The student has no idea how the disability impedes access to success. The student just thinks that some people are smart. The student believes that A’s are for others. Teachers tell them that ‘If you really wanted it, you’d try harder.” Teachers say, "She chooses not to get her work done."
"If he just tried a little, I would help him."
"They are always talking instead of doing their work."
When the parents call to check on the progress of their child, teachers tell them, I asked if she wanted [accommodation] and she said, “No.” Or the teacher says, you have to at least try, in order to get help. The teacher thinks this lets them off the hook for following the law.
Children and adults do not know the entire impact their disability has. You can not look at a person and decide how a disability interferes with the person’s life. You can not look at a person with a hidden disability and decide how much effort has been used to get to that point in the day. You can not look at someone and see how invested they are in learning or accomplishing a task.
If the law says you must provide supports, then every single teacher is legally required to provide those supports.
If a ramp is provided, you must help the person learn to use the ramp in your setting. You can not just say, “there is a ramp, go use it” or more commonly, “Hey, do you want to use the ramp?’ You might actually have to help the person use the ramp.
And further, the ramp takes a bit of effort. It takes more effort than just rolling along flat ground. More effort than walking. It can be embarrassing to use an accommodation. So, the event happening on the other side of the ramp, must be enticing enough to overcome that extra work. If the ramp is followed by other obstacles, or the event is not enticing enough, then the ramp is not going to be used.
Teachers think that a person not using the ramp is just being lazy, or has apathy. But, if the ramp user has never felt the joy of earning an “A” or the pride of being in Honors class, then those accolades are not enough to put forth the effort and frankly the embarrassment of using the "ramp." Any person has to learn the benefits of achievement. You have to experience it to know that perseverance is worth it. A person with a learning disability has never had the feeling of achievement.

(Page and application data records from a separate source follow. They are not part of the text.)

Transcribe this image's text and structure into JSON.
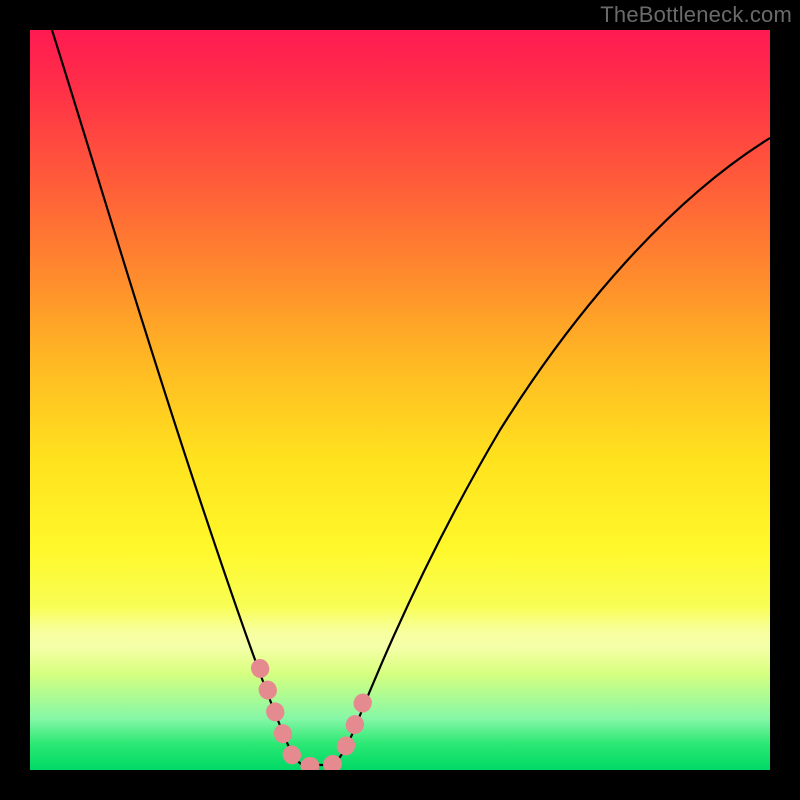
{
  "watermark": "TheBottleneck.com",
  "chart_data": {
    "type": "line",
    "title": "",
    "xlabel": "",
    "ylabel": "",
    "xlim": [
      0,
      1
    ],
    "ylim": [
      0,
      1
    ],
    "grid": false,
    "background_gradient": {
      "direction": "vertical",
      "stops": [
        {
          "pos": 0.0,
          "color": "#ff1a52"
        },
        {
          "pos": 0.2,
          "color": "#ff5a3a"
        },
        {
          "pos": 0.45,
          "color": "#ffb923"
        },
        {
          "pos": 0.7,
          "color": "#fff82a"
        },
        {
          "pos": 0.87,
          "color": "#d5ff80"
        },
        {
          "pos": 1.0,
          "color": "#00d966"
        }
      ]
    },
    "series": [
      {
        "name": "bottleneck-curve",
        "stroke": "#000000",
        "x": [
          0.03,
          0.08,
          0.12,
          0.16,
          0.2,
          0.24,
          0.27,
          0.3,
          0.325,
          0.345,
          0.365,
          0.385,
          0.41,
          0.44,
          0.48,
          0.52,
          0.56,
          0.62,
          0.7,
          0.8,
          0.9,
          1.0
        ],
        "y": [
          1.0,
          0.86,
          0.74,
          0.62,
          0.5,
          0.38,
          0.27,
          0.16,
          0.08,
          0.03,
          0.015,
          0.03,
          0.09,
          0.18,
          0.3,
          0.41,
          0.5,
          0.6,
          0.7,
          0.78,
          0.83,
          0.86
        ]
      },
      {
        "name": "highlight-band",
        "stroke": "#e58a8f",
        "stroke_width": 11,
        "x": [
          0.3,
          0.315,
          0.33,
          0.345,
          0.36,
          0.375,
          0.39,
          0.405,
          0.42
        ],
        "y": [
          0.15,
          0.095,
          0.05,
          0.02,
          0.015,
          0.02,
          0.04,
          0.08,
          0.14
        ]
      }
    ],
    "annotations": []
  }
}
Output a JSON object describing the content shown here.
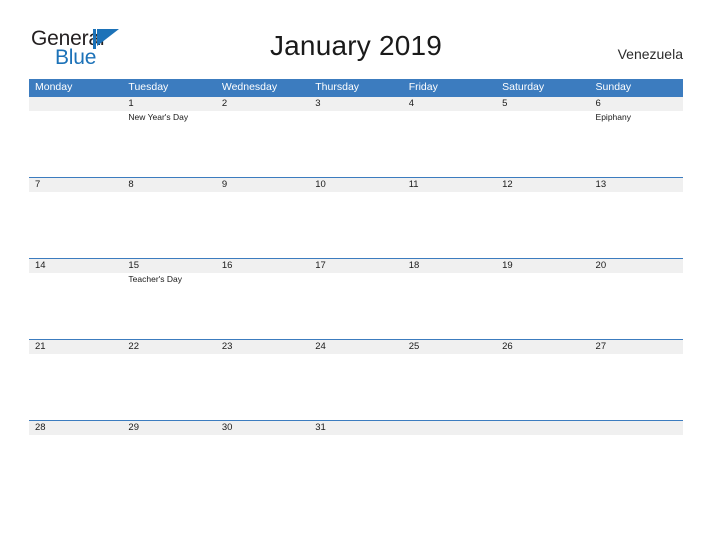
{
  "logo": {
    "word_top": "General",
    "word_bottom": "Blue",
    "flag_icon": "blue-flag-triangle-icon",
    "color_dark": "#231f20",
    "color_blue": "#1c72b8"
  },
  "header": {
    "title": "January 2019",
    "country": "Venezuela"
  },
  "colors": {
    "header_blue": "#3c7cbf",
    "date_band_gray": "#f0f0f0",
    "rule_blue": "#3c7cbf",
    "text_dark": "#1a1a1a"
  },
  "calendar": {
    "weekdays": [
      "Monday",
      "Tuesday",
      "Wednesday",
      "Thursday",
      "Friday",
      "Saturday",
      "Sunday"
    ],
    "weeks": [
      [
        {
          "day": "",
          "events": []
        },
        {
          "day": "1",
          "events": [
            "New Year's Day"
          ]
        },
        {
          "day": "2",
          "events": []
        },
        {
          "day": "3",
          "events": []
        },
        {
          "day": "4",
          "events": []
        },
        {
          "day": "5",
          "events": []
        },
        {
          "day": "6",
          "events": [
            "Epiphany"
          ]
        }
      ],
      [
        {
          "day": "7",
          "events": []
        },
        {
          "day": "8",
          "events": []
        },
        {
          "day": "9",
          "events": []
        },
        {
          "day": "10",
          "events": []
        },
        {
          "day": "11",
          "events": []
        },
        {
          "day": "12",
          "events": []
        },
        {
          "day": "13",
          "events": []
        }
      ],
      [
        {
          "day": "14",
          "events": []
        },
        {
          "day": "15",
          "events": [
            "Teacher's Day"
          ]
        },
        {
          "day": "16",
          "events": []
        },
        {
          "day": "17",
          "events": []
        },
        {
          "day": "18",
          "events": []
        },
        {
          "day": "19",
          "events": []
        },
        {
          "day": "20",
          "events": []
        }
      ],
      [
        {
          "day": "21",
          "events": []
        },
        {
          "day": "22",
          "events": []
        },
        {
          "day": "23",
          "events": []
        },
        {
          "day": "24",
          "events": []
        },
        {
          "day": "25",
          "events": []
        },
        {
          "day": "26",
          "events": []
        },
        {
          "day": "27",
          "events": []
        }
      ],
      [
        {
          "day": "28",
          "events": []
        },
        {
          "day": "29",
          "events": []
        },
        {
          "day": "30",
          "events": []
        },
        {
          "day": "31",
          "events": []
        },
        {
          "day": "",
          "events": []
        },
        {
          "day": "",
          "events": []
        },
        {
          "day": "",
          "events": []
        }
      ]
    ]
  }
}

Stop asking students if they want the legally required supports. Just help them use the supports in YOUR classroom. You love your content, so will they.